Component data from apps and pages.

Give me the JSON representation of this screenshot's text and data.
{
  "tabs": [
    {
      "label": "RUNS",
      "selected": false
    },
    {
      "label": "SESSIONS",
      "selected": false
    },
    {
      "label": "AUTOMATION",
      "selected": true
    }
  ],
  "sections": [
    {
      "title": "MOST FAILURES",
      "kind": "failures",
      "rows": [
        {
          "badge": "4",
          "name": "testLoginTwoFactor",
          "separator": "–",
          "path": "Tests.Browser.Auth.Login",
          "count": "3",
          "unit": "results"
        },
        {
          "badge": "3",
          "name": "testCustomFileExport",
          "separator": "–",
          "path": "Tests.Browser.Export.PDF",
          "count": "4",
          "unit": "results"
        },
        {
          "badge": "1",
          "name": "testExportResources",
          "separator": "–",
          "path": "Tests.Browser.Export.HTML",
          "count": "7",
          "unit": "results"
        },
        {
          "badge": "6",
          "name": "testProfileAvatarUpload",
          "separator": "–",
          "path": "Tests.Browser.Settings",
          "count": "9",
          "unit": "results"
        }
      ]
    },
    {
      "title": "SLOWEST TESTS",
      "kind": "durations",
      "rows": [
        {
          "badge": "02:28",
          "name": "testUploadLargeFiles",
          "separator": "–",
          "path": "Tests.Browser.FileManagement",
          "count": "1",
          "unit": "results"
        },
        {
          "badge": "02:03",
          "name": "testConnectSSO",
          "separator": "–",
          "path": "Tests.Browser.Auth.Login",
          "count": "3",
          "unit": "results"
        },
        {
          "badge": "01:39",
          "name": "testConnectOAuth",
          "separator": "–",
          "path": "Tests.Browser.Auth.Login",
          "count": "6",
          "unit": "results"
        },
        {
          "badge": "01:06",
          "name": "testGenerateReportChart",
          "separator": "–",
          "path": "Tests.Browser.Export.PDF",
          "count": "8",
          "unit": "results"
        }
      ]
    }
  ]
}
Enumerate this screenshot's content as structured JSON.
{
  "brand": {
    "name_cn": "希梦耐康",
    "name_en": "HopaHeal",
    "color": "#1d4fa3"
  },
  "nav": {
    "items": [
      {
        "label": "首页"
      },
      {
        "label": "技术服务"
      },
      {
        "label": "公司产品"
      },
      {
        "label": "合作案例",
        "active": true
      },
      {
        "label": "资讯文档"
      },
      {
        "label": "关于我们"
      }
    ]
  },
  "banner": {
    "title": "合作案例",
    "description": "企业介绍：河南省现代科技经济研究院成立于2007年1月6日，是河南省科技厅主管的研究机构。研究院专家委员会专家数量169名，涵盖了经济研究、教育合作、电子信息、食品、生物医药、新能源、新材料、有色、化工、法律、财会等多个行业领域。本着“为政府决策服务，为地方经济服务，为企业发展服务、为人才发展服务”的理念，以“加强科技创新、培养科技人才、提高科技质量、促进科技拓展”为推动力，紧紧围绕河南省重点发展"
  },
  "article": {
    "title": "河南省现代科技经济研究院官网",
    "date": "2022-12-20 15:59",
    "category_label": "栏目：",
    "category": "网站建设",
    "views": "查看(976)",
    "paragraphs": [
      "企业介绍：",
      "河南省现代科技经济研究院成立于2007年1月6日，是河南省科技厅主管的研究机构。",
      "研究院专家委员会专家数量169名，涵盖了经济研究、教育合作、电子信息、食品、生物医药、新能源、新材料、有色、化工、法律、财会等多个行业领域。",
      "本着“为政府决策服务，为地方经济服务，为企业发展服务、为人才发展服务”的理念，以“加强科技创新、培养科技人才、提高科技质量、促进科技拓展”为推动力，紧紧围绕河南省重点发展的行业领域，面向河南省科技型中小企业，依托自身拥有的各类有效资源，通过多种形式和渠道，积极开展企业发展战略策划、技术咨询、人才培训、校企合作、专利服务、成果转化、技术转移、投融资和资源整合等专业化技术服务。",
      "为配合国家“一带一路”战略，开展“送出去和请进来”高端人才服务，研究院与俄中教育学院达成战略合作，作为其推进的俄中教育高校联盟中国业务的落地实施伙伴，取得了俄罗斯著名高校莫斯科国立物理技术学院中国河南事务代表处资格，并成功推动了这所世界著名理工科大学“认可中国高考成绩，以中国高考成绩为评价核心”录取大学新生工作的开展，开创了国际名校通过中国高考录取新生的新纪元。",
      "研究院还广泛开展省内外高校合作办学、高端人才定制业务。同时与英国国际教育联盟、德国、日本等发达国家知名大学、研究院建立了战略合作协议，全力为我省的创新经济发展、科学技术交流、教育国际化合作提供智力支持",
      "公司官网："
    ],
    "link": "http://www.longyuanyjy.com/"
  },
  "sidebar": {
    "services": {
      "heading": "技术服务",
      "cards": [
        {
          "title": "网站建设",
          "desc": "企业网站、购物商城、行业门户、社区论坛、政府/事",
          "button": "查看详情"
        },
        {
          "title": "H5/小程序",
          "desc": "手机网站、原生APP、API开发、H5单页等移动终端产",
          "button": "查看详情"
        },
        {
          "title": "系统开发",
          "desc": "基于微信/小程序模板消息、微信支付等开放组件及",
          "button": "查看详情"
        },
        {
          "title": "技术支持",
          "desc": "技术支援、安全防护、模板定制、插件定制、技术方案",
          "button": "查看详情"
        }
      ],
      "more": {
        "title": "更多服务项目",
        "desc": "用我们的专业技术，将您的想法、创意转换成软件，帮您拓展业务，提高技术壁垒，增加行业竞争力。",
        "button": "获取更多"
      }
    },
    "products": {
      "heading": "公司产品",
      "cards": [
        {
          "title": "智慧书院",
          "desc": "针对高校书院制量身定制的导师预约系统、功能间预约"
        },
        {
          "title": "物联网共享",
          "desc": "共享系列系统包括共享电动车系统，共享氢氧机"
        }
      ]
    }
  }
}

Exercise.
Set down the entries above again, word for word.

Exercise response.
Give me the JSON representation of this screenshot's text and data.
{
  "tabs": [
    {
      "label": "RUNS",
      "selected": false
    },
    {
      "label": "SESSIONS",
      "selected": false
    },
    {
      "label": "AUTOMATION",
      "selected": true
    }
  ],
  "sections": [
    {
      "title": "MOST FAILURES",
      "kind": "failures",
      "rows": [
        {
          "badge": "4",
          "name": "testLoginTwoFactor",
          "separator": "–",
          "path": "Tests.Browser.Auth.Login",
          "count": "3",
          "unit": "results"
        },
        {
          "badge": "3",
          "name": "testCustomFileExport",
          "separator": "–",
          "path": "Tests.Browser.Export.PDF",
          "count": "4",
          "unit": "results"
        },
        {
          "badge": "1",
          "name": "testExportResources",
          "separator": "–",
          "path": "Tests.Browser.Export.HTML",
          "count": "7",
          "unit": "results"
        },
        {
          "badge": "6",
          "name": "testProfileAvatarUpload",
          "separator": "–",
          "path": "Tests.Browser.Settings",
          "count": "9",
          "unit": "results"
        }
      ]
    },
    {
      "title": "SLOWEST TESTS",
      "kind": "durations",
      "rows": [
        {
          "badge": "02:28",
          "name": "testUploadLargeFiles",
          "separator": "–",
          "path": "Tests.Browser.FileManagement",
          "count": "1",
          "unit": "results"
        },
        {
          "badge": "02:03",
          "name": "testConnectSSO",
          "separator": "–",
          "path": "Tests.Browser.Auth.Login",
          "count": "3",
          "unit": "results"
        },
        {
          "badge": "01:39",
          "name": "testConnectOAuth",
          "separator": "–",
          "path": "Tests.Browser.Auth.Login",
          "count": "6",
          "unit": "results"
        },
        {
          "badge": "01:06",
          "name": "testGenerateReportChart",
          "separator": "–",
          "path": "Tests.Browser.Export.PDF",
          "count": "8",
          "unit": "results"
        }
      ]
    }
  ]
}
Enumerate this screenshot's content as structured JSON.
{
  "brand": {
    "name_cn": "希梦耐康",
    "name_en": "HopaHeal",
    "color": "#1d4fa3"
  },
  "nav": {
    "items": [
      {
        "label": "首页"
      },
      {
        "label": "技术服务"
      },
      {
        "label": "公司产品"
      },
      {
        "label": "合作案例",
        "active": true
      },
      {
        "label": "资讯文档"
      },
      {
        "label": "关于我们"
      }
    ]
  },
  "banner": {
    "title": "合作案例",
    "description": "企业介绍：河南省现代科技经济研究院成立于2007年1月6日，是河南省科技厅主管的研究机构。研究院专家委员会专家数量169名，涵盖了经济研究、教育合作、电子信息、食品、生物医药、新能源、新材料、有色、化工、法律、财会等多个行业领域。本着“为政府决策服务，为地方经济服务，为企业发展服务、为人才发展服务”的理念，以“加强科技创新、培养科技人才、提高科技质量、促进科技拓展”为推动力，紧紧围绕河南省重点发展"
  },
  "article": {
    "title": "河南省现代科技经济研究院官网",
    "date": "2022-12-20 15:59",
    "category_label": "栏目：",
    "category": "网站建设",
    "views": "查看(976)",
    "paragraphs": [
      "企业介绍：",
      "河南省现代科技经济研究院成立于2007年1月6日，是河南省科技厅主管的研究机构。",
      "研究院专家委员会专家数量169名，涵盖了经济研究、教育合作、电子信息、食品、生物医药、新能源、新材料、有色、化工、法律、财会等多个行业领域。",
      "本着“为政府决策服务，为地方经济服务，为企业发展服务、为人才发展服务”的理念，以“加强科技创新、培养科技人才、提高科技质量、促进科技拓展”为推动力，紧紧围绕河南省重点发展的行业领域，面向河南省科技型中小企业，依托自身拥有的各类有效资源，通过多种形式和渠道，积极开展企业发展战略策划、技术咨询、人才培训、校企合作、专利服务、成果转化、技术转移、投融资和资源整合等专业化技术服务。",
      "为配合国家“一带一路”战略，开展“送出去和请进来”高端人才服务，研究院与俄中教育学院达成战略合作，作为其推进的俄中教育高校联盟中国业务的落地实施伙伴，取得了俄罗斯著名高校莫斯科国立物理技术学院中国河南事务代表处资格，并成功推动了这所世界著名理工科大学“认可中国高考成绩，以中国高考成绩为评价核心”录取大学新生工作的开展，开创了国际名校通过中国高考录取新生的新纪元。",
      "研究院还广泛开展省内外高校合作办学、高端人才定制业务。同时与英国国际教育联盟、德国、日本等发达国家知名大学、研究院建立了战略合作协议，全力为我省的创新经济发展、科学技术交流、教育国际化合作提供智力支持",
      "公司官网："
    ],
    "link": "http://www.longyuanyjy.com/"
  },
  "sidebar": {
    "services": {
      "heading": "技术服务",
      "cards": [
        {
          "title": "网站建设",
          "desc": "企业网站、购物商城、行业门户、社区论坛、政府/事",
          "button": "查看详情"
        },
        {
          "title": "H5/小程序",
          "desc": "手机网站、原生APP、API开发、H5单页等移动终端产",
          "button": "查看详情"
        },
        {
          "title": "系统开发",
          "desc": "基于微信/小程序模板消息、微信支付等开放组件及",
          "button": "查看详情"
        },
        {
          "title": "技术支持",
          "desc": "技术支援、安全防护、模板定制、插件定制、技术方案",
          "button": "查看详情"
        }
      ],
      "more": {
        "title": "更多服务项目",
        "desc": "用我们的专业技术，将您的想法、创意转换成软件，帮您拓展业务，提高技术壁垒，增加行业竞争力。",
        "button": "获取更多"
      }
    },
    "products": {
      "heading": "公司产品",
      "cards": [
        {
          "title": "智慧书院",
          "desc": "针对高校书院制量身定制的导师预约系统、功能间预约"
        },
        {
          "title": "物联网共享",
          "desc": "共享系列系统包括共享电动车系统，共享氢氧机"
        }
      ]
    }
  }
}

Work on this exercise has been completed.